Conventional Loans: What You Need To Know | Rocket Mortgage

Let’s take a look at how conventional loans compare to some other popular loan options.

Conventional Loans Vs. VA Loans

While conventional loans are available to anyone who can meet the requirements, VA loans are a benefit of military service, only available to veterans, active-duty servicemembers and their surviving spouses.

The requirements for VA loans are similar to that of conventional loans. VA loans, however, come with a few excellent benefits.

First, VA loans don’t require a down payment. Second, VA loans never require you to pay mortgage insurance.

If you’re thinking about getting a VA loan instead of a conventional loan, here are a few things to consider:

  • You can’t use a VA loan to buy a second home.

    The Department of Veterans Affairs requires that VA loan holders occupy the home they purchased with a VA loan. Second homes and vacation homes are not allowed through VA loans.

  • You’ll have to pay a funding fee.

    The VA funding fee offsets the cost to taxpayers of getting the VA loan.

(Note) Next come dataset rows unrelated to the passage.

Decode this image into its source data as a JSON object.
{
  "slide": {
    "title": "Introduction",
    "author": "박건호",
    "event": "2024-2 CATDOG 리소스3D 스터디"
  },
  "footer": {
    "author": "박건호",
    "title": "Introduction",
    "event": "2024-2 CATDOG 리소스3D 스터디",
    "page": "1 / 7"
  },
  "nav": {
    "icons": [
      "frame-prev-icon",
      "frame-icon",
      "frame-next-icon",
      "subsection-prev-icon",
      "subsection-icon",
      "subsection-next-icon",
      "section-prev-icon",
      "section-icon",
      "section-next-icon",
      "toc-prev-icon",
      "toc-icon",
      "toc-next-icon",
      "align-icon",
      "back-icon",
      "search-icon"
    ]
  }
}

Certain groups (surviving spouses, those on VA disability and Purple Heart recipients serving in an active-duty capacity) are exempt from paying the funding fee. The funding fee ranges from 1.25% to 3.3% of the loan amount and varies based on your down payment , whether you’re buying a home or refinancing and how many times you’ve used your VA loan benefit.

Conventional Loans Vs. FHA Loans

Conventional loans have stricter credit requirements than FHA loans. FHA loans, which are backed by the Federal Housing Administration, offer the ability to get approved with a credit score as low as 500 with a 10% minimum down payment. Credit scores above 580 only require a minimum down payment of 3.5%. While conventional loans offer a slightly smaller down payment (3%), you must have a credit score of at least 620 to qualify.

When you’re deciding between a conventional loan versus an FHA loan, it’s important to consider the cost of mortgage insurance. If you put less than 10% down on an FHA loan, you’ll have to pay a mortgage insurance premium for the life of the loan – regardless of how much equity you have. On the other hand, you won’t have to pay private mortgage insurance on a conventional loan once you reach 20% equity.

Conventional Loans Vs. USDA Loans

While conventional loans are available in all areas of the country, USDA loans* can only be used to purchase properties in qualifying rural areas. Those who qualify for a USDA loan may find that it’s a very affordable loan compared to other loan options. Although Rocket Mortgage doesn’t offer USDA loans currently, we’re providing this information to you to help you understand all of your choices for mortgages.

There’s no maximum income for a conventional loan, but USDA loans have income limits that vary based on the city and state where you’re buying the home. When evaluating your eligibility for a USDA loan, your lender will consider the incomes of everyone in the household – not just the people on the loan.

USDA loans don’t require borrowers to pay private mortgage insurance (PMI), but they do require borrowers to pay a guarantee fee, which is similar to PMI. If you pay it upfront, the fee is 1% of the total loan amount. You also have the option to pay the guarantee fee as part of your monthly payment. The guarantee fee is usually more affordable than PMI.